Just a few things I can remember from my own time… my first demo in London (CND, 1983); gathering to join the non-stop picket of South Africa House after the annual Anti-Fascist Action get-together to block fascists from November 11th cenotaph ceremony (1988); rioting against the poll tax in March 1990 with a building on fire behind me; the illegal Anti-Election Alliance march and rally we put on in the Square in 1992; a huge NHS march in 1993, where we tried to encourage people to go from there to the occupation of a ward at threatened University College Hospital; the Reclaim the Streets carnival to support the striking Liverpool dockers in April 1997, which ended in a huge police assault, driving us over Waterloo bridge; demos against the Afghan and Iraq Wars (both 1991 and 2003)… the occupation of the square by the Camp for Climate Action in 2009… running from the Square up to Piccadilly in the student protests in 2010…

Not to discount the numberless mundane demos with turgid speakers, us milling round muttering ‘which pub we off to then – the Chandos?’


An entry in the
2018 London Rebel History Calendar

Check out the Calendar online

Follow past tense on twitter

Leave a Reply

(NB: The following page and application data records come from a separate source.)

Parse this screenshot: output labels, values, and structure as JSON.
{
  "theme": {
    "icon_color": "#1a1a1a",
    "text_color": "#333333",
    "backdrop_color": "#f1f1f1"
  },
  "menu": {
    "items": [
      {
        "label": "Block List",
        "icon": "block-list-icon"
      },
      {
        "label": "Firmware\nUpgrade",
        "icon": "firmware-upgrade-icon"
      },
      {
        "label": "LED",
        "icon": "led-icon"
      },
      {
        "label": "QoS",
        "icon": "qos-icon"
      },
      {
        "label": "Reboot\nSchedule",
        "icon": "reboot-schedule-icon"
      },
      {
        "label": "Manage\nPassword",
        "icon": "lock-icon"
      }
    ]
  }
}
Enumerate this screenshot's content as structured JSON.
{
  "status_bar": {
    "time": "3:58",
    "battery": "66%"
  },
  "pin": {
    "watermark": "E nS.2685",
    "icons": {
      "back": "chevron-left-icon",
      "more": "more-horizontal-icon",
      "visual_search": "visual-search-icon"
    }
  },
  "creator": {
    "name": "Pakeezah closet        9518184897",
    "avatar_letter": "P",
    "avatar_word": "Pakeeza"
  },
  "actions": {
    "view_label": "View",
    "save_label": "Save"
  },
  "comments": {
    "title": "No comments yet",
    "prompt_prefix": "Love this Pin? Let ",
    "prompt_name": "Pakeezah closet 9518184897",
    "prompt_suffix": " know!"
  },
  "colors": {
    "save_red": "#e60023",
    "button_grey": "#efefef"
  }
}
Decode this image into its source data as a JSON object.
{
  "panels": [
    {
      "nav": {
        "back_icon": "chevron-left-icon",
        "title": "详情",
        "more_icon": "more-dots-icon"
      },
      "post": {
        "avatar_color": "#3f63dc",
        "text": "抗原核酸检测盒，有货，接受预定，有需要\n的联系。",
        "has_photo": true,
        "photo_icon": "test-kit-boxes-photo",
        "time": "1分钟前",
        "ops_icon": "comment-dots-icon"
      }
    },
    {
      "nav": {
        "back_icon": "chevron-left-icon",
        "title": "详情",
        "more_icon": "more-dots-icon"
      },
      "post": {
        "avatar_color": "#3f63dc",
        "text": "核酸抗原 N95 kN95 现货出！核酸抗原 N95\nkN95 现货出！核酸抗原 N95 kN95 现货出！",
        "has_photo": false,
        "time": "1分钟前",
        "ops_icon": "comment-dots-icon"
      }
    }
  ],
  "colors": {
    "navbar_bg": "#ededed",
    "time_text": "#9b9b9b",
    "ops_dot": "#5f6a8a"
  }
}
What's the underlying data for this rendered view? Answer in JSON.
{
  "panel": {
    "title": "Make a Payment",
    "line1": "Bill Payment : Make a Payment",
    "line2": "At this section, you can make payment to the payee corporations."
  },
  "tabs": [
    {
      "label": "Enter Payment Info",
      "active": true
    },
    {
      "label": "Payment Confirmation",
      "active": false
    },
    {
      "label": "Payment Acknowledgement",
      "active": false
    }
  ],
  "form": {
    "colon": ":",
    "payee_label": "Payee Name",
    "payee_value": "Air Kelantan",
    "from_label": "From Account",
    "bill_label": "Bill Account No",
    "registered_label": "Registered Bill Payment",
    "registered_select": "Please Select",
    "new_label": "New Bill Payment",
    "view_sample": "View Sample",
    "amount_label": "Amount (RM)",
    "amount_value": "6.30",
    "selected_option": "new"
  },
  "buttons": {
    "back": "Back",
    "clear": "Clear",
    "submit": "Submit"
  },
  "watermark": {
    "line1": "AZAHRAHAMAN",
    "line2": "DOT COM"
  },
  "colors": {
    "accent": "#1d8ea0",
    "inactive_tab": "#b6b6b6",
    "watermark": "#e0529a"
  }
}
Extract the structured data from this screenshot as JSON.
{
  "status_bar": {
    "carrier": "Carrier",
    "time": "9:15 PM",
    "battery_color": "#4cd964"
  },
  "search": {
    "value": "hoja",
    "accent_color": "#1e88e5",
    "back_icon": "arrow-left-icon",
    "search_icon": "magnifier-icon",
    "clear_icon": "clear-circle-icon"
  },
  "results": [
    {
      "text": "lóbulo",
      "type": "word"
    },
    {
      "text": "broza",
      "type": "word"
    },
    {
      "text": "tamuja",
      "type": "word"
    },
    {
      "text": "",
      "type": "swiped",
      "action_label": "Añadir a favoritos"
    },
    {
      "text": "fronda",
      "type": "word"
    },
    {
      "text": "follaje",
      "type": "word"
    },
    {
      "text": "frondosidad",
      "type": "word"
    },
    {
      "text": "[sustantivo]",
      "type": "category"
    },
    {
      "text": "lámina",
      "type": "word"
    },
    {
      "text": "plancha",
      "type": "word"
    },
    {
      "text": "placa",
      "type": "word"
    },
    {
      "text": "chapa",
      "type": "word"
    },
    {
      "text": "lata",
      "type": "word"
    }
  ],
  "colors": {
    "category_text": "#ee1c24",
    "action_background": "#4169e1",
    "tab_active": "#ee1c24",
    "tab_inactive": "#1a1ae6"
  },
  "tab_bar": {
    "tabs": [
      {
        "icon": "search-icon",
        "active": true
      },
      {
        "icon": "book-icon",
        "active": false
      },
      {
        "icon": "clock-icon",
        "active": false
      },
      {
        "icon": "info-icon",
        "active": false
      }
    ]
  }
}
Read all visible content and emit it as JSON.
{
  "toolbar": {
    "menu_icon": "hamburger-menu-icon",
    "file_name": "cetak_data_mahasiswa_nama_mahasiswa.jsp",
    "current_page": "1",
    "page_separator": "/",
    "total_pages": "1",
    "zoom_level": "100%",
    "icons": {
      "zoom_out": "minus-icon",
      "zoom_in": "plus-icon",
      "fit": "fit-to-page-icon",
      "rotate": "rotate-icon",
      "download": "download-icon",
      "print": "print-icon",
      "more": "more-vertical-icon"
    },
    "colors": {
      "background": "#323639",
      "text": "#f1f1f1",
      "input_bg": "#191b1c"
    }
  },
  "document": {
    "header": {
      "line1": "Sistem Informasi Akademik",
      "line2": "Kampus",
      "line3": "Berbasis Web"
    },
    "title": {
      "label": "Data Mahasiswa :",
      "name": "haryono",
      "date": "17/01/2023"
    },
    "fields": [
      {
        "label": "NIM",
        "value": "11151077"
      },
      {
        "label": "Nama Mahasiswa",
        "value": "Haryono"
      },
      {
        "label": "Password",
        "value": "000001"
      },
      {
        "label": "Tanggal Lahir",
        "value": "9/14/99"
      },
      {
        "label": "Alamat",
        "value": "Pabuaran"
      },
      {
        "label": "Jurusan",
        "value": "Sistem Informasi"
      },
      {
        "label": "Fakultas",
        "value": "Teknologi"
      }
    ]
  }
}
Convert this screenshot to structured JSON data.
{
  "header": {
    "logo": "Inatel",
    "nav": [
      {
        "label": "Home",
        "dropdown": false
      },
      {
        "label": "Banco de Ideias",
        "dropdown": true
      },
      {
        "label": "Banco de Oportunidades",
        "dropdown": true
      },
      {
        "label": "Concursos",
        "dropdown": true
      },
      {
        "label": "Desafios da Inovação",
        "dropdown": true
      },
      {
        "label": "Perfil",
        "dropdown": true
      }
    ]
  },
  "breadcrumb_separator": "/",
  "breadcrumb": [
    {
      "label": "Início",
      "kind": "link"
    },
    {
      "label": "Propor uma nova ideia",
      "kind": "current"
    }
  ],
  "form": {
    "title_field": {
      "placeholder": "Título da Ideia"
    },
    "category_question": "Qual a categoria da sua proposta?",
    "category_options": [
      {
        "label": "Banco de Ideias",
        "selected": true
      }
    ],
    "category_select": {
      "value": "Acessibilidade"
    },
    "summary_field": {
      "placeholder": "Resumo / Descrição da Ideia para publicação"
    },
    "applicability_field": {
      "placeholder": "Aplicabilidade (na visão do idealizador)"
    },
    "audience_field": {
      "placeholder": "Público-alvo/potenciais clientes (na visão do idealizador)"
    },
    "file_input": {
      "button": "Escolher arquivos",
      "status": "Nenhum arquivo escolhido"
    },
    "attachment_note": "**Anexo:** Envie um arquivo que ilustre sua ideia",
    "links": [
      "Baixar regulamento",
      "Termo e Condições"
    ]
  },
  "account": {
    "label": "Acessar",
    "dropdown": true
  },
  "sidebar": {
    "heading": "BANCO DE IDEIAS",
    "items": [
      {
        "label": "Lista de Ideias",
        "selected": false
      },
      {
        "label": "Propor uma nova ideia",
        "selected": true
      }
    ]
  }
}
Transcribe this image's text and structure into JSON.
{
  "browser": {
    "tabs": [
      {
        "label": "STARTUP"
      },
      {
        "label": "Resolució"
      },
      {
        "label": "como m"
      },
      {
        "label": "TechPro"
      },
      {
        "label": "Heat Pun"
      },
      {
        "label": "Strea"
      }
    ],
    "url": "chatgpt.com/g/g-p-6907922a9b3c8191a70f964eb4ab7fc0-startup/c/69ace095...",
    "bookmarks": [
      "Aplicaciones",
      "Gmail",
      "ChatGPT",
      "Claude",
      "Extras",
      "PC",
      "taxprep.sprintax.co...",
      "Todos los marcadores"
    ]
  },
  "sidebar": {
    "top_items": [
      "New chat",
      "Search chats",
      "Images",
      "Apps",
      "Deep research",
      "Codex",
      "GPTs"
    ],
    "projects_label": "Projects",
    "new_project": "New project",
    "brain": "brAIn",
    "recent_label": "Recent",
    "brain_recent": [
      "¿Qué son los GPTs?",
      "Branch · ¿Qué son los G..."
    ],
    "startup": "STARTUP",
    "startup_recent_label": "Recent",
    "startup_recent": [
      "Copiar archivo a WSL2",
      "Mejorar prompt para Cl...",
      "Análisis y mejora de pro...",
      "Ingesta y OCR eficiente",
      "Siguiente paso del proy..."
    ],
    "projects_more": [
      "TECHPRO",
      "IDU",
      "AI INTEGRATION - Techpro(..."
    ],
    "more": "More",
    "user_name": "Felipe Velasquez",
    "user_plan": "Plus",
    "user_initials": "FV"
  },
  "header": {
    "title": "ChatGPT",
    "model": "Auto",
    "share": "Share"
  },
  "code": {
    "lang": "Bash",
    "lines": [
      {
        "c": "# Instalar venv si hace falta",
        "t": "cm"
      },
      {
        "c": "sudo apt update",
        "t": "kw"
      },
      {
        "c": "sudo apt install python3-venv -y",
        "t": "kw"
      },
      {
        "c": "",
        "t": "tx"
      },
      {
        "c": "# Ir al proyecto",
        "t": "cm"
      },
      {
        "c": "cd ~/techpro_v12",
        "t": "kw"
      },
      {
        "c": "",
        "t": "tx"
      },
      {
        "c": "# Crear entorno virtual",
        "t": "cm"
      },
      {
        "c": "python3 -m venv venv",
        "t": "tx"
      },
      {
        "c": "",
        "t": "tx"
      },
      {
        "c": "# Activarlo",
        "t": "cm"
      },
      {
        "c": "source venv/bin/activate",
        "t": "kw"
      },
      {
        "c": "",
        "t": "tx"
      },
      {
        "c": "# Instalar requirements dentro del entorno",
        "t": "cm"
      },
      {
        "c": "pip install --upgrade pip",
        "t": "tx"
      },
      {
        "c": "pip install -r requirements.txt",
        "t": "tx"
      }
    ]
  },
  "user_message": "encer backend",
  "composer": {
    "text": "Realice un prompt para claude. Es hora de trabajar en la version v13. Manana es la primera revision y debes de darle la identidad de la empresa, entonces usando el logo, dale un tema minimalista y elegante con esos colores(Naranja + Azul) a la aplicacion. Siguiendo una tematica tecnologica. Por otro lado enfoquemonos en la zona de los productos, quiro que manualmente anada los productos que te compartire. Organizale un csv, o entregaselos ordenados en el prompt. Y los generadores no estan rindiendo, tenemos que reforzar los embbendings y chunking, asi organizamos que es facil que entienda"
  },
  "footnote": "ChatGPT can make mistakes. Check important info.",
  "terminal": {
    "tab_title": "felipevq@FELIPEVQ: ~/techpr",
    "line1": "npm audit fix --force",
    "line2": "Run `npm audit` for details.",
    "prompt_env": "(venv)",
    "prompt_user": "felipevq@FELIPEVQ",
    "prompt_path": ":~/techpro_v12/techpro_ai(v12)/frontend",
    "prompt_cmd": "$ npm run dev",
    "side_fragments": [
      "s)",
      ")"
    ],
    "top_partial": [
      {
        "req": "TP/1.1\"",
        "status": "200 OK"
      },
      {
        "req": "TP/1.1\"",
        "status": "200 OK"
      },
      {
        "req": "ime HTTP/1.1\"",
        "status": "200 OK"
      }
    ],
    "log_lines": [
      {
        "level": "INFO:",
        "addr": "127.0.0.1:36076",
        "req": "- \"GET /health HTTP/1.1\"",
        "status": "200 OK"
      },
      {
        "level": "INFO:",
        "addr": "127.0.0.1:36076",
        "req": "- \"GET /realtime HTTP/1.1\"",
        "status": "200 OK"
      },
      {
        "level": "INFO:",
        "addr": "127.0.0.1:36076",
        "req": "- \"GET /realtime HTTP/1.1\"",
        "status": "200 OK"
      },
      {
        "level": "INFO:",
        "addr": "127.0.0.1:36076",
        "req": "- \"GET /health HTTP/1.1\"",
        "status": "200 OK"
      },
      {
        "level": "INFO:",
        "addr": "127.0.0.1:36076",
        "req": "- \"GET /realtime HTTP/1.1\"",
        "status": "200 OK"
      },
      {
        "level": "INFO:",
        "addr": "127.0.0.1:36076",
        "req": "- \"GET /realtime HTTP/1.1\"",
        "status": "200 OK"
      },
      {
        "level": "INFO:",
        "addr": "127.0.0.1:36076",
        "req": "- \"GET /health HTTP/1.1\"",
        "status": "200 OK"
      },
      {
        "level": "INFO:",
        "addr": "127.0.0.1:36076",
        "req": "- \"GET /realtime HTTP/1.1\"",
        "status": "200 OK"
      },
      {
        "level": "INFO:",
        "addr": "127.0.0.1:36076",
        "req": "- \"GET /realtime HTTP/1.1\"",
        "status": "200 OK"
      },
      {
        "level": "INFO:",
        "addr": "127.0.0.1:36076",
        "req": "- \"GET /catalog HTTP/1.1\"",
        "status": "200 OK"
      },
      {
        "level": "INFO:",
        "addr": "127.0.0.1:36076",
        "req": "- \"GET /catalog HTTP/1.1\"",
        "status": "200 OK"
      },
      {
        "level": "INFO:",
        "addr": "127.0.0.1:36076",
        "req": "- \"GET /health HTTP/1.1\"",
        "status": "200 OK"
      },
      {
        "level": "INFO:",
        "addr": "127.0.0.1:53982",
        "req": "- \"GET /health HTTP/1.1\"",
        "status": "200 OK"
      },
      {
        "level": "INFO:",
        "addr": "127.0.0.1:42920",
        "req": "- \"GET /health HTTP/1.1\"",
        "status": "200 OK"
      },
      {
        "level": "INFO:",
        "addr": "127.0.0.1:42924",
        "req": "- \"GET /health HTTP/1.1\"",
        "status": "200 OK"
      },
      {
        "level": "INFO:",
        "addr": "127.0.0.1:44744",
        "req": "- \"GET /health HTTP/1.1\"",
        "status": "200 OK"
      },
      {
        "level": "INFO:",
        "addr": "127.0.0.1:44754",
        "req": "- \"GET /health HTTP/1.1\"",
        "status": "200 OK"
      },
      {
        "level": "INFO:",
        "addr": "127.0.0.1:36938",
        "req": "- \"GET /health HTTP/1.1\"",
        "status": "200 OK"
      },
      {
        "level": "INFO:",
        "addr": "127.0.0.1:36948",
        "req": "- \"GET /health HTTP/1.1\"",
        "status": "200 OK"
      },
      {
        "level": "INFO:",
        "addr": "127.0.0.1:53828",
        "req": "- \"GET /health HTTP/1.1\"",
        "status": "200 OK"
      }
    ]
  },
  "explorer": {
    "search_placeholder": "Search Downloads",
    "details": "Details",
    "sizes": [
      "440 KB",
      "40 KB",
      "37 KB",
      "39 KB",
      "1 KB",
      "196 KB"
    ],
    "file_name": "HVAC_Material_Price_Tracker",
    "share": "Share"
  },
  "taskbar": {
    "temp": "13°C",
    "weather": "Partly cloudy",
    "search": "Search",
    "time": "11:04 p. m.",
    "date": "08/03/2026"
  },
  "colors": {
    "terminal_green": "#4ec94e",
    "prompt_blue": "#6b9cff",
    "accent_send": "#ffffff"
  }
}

Fill in your details below or click an icon to log in: Logo

You are commenting using your account. Log Out /  Change )

Twitter picture

You are commenting using your Twitter account. Log Out /  Change )

Facebook photo

You are commenting using your Facebook account. Log Out /  Change )

Connecting to %s

This site uses Akismet to reduce spam. Learn how your comment data is processed.